Am I sure this is all the dry cleaning?
Surely there is a coupon somewhere for that.
It would be better if I waited until I was going out anyway, that way, I will waste less gas. Besides, it’s awfully unpleasant out there.
With these and other thoughts like them, I stay home for days. Stuff piles up at the door. The pantry contains only dried kidney beans I once used for pie weights and Jell-o.
That was 2011. This is 2012.
January 3rd, 2012, I am conquering you, I thought. I will go to the dry cleaners with the two items I want cleaned. I will fill up my tank with gas. I will relish the cold. I will pick up groceries at the most consistently inexpensive store and not worry about the coupons.
All this before 10 a.m.? Victory! I turned west toward home, the day’s battle against lethargy won. But a new war awaited.
A creature appeared in the distance, walking in the eastbound lane. A single car sat near it, then sped  from shoulder to shoulder, swerving around the animal.
I was a little miffed. Surely the dude (I assumed it was a dude) could have stopped to let the poor thing by.
As I drove closer, I realized the poor thing was a wild turkey. Unlike the dude, I, the conqueror of the errands, could offer a little benevolence. The turkey ran toward the ditch, so I stopped and gave him (I assumed it was a him) some room to be sensible.
The turkey froze. He turned and looked around. He looked at me. And then, he ran … directly at the grill of my car.
Now I looked around. I wasn't sure what to do, so I treated him like a distracted driver and honked my horn. The turkey turned out to have a case of road rage. He stopped momentarily, then charged my car and disappeared.
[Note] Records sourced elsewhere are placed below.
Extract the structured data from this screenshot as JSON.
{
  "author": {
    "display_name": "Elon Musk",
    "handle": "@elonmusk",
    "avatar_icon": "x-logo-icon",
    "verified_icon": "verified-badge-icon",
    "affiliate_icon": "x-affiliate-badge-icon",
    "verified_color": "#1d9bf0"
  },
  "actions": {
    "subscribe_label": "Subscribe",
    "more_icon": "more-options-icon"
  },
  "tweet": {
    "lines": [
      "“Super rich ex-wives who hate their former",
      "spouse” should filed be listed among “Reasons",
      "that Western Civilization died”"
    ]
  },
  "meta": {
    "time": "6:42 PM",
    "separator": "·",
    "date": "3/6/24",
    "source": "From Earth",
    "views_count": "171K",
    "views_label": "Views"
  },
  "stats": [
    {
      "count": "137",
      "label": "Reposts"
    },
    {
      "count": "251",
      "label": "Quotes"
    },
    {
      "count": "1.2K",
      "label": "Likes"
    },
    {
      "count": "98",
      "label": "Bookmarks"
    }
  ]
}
I honked again. A greyish-white head popped over the hood of my car, gave me the eye, and then vanished.
I imagined him pecking at my bumper with demented fervor, or reenacting that scene from Cape Fear. I checked the rearview mirror. The nearest vehicle was far enough away: I put my car in reverse and eased back a few yards. Retreat only angered him more. He charged me again. People were now coming eastbound, so I put the car in drive and tried to sneak by on the shoulder. He headed me off like a sheepdog.
I slowly returned to my lane and hit the brakes as the jake once again disappeared. Eastbound traffic paused. The turkey head shot up again. The driver opposite went wide-eyed. I was playing chicken with a turkey.
Now a line of cars formed behind me. I realized that from their point of view, I was merely a crazy woman impeding their progress for no obvious reason. So I honked again. The eastbound driver moved, and the westbound drivers took their turns staring at me, first in disgust, then with disbelieve.
Finally, all traffic cleared. I threw the car into reverse and aimed for the shoulder. As the turkey came my way, I threw the car back into drive and — like the dude five minutes before me — gunned it. I swerved and flew back into my own lane, leaving, I’m sure, a distant motorist with the same temptation as me.
To her (I assume it’s a her) I say, it’s easy to rush to judgment, but for 2012, I’m quitting that. Cold turkey.